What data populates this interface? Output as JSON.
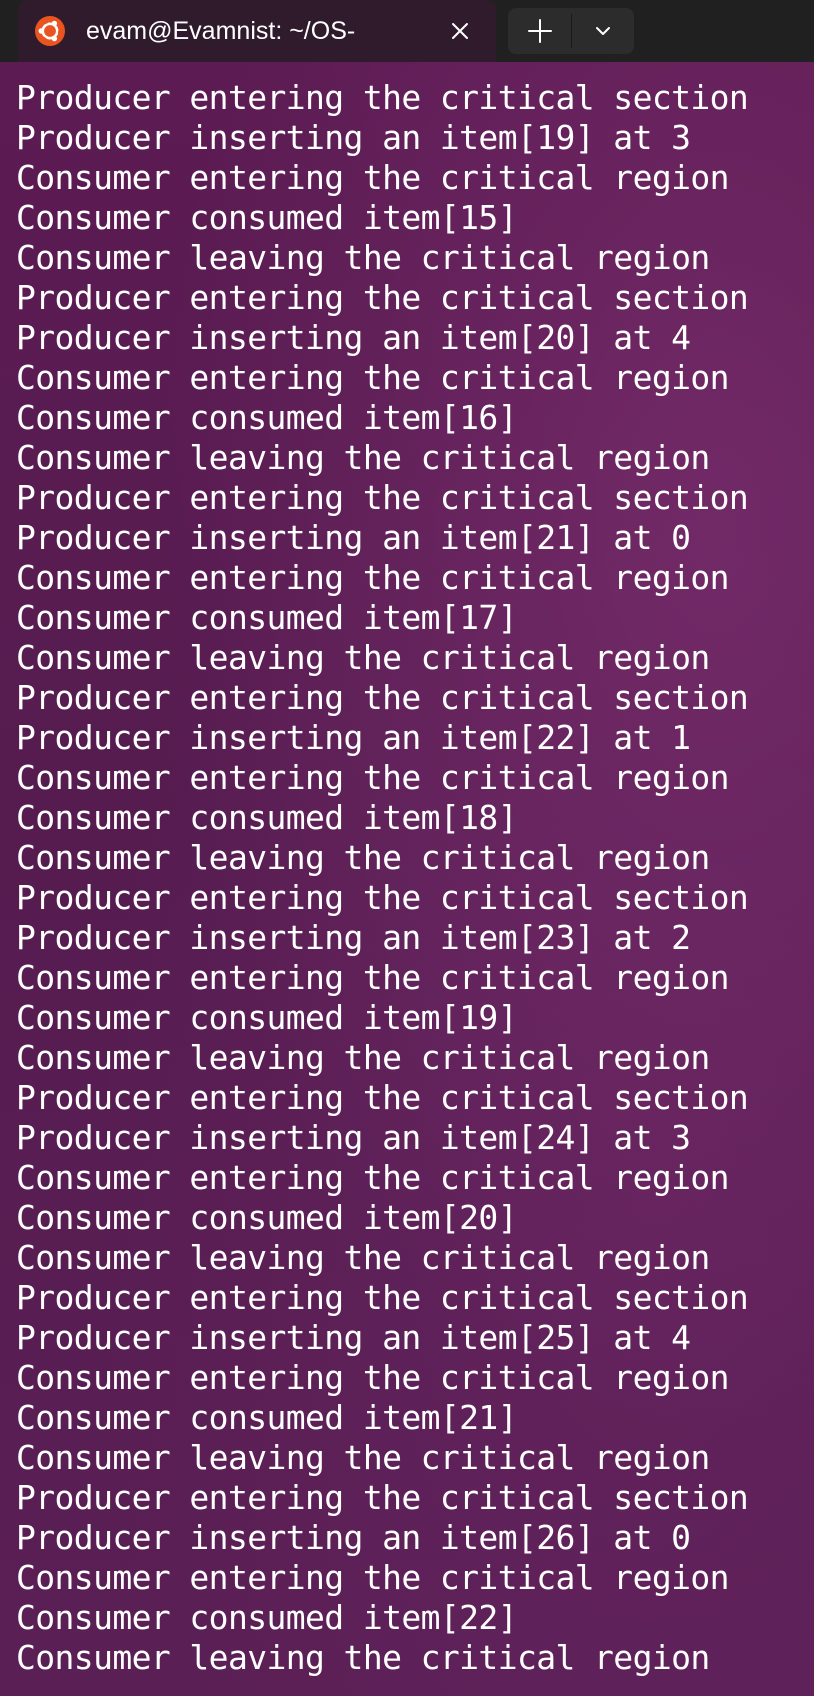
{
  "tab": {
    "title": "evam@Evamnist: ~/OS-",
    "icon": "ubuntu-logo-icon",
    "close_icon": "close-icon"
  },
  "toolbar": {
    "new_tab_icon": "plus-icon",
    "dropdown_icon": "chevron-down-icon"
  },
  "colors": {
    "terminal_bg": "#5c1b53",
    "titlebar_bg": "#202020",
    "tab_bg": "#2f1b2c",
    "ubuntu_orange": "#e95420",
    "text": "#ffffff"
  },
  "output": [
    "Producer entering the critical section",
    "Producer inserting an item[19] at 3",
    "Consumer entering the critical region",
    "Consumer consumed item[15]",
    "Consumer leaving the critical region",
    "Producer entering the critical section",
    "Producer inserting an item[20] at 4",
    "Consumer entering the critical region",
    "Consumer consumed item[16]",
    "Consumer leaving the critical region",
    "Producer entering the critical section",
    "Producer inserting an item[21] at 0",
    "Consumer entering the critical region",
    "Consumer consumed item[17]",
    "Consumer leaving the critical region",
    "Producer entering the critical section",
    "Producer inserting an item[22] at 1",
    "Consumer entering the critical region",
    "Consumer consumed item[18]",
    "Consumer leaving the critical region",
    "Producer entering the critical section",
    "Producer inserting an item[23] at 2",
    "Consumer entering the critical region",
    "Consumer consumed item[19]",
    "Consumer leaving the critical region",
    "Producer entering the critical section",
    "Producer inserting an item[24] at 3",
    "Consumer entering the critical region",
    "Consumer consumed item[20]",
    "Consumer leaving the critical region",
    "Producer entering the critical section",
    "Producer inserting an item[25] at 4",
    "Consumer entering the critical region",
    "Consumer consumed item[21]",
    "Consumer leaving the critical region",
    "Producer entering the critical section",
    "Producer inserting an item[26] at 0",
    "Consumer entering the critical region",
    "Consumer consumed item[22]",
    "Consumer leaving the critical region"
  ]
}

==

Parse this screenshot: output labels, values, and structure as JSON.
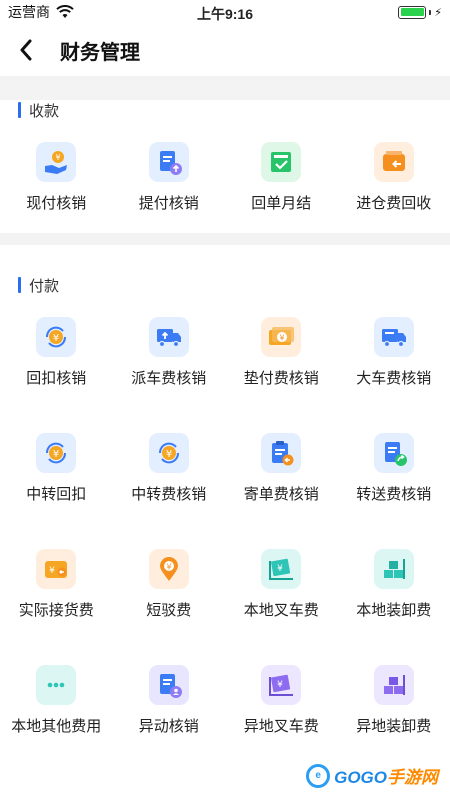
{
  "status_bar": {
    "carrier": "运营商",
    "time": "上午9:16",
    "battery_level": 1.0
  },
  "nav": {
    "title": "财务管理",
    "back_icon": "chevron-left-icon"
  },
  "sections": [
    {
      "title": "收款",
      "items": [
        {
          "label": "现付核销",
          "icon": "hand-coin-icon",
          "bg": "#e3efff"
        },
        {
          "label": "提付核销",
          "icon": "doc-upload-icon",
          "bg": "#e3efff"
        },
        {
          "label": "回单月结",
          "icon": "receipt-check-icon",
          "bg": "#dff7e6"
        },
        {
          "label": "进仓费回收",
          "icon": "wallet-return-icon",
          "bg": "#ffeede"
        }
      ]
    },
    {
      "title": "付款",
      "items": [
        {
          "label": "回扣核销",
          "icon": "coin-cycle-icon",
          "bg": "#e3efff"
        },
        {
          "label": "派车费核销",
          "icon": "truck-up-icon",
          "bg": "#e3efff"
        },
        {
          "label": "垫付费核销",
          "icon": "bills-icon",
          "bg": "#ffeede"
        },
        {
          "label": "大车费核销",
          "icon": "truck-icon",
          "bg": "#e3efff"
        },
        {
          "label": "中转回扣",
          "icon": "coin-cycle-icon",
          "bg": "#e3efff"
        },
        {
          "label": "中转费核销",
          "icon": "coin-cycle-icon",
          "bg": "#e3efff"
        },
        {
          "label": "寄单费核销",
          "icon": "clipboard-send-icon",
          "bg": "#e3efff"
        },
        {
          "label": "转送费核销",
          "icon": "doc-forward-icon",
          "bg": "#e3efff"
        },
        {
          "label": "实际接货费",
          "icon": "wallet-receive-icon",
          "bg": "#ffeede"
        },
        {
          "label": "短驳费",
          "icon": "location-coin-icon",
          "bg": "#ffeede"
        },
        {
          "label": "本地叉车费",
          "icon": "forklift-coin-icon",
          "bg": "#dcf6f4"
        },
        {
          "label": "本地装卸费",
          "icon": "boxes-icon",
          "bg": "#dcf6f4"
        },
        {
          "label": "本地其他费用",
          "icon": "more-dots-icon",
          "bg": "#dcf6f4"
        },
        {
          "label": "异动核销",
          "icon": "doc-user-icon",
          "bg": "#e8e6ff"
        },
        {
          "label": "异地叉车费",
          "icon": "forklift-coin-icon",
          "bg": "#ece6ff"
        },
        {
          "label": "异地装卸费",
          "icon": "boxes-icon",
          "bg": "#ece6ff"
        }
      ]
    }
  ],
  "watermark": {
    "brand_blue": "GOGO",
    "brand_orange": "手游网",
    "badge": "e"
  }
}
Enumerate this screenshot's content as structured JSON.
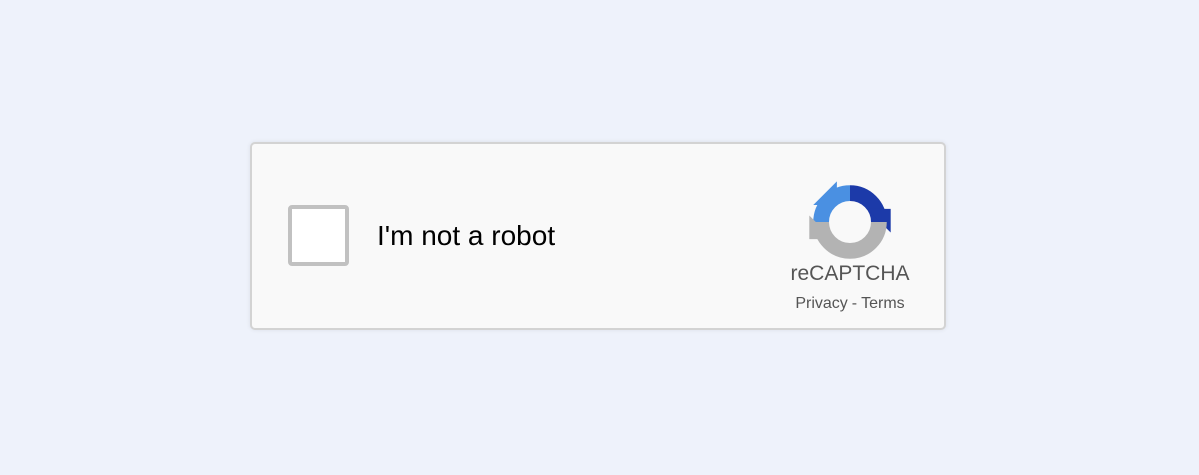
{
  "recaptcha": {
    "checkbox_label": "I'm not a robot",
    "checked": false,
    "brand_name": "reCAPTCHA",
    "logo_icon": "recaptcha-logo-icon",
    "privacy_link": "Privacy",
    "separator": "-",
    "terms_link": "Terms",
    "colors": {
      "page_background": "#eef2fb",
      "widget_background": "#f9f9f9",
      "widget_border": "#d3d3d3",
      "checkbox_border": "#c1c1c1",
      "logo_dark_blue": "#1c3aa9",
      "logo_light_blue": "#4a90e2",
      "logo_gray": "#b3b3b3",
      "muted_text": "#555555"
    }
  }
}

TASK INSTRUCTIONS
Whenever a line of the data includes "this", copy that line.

WRITTEN RESPONSE
What data populates this interface? Output as JSON.
Parse this screenshot: output labels, values, and structure as JSON.
Enumerate this screenshot's content as structured JSON.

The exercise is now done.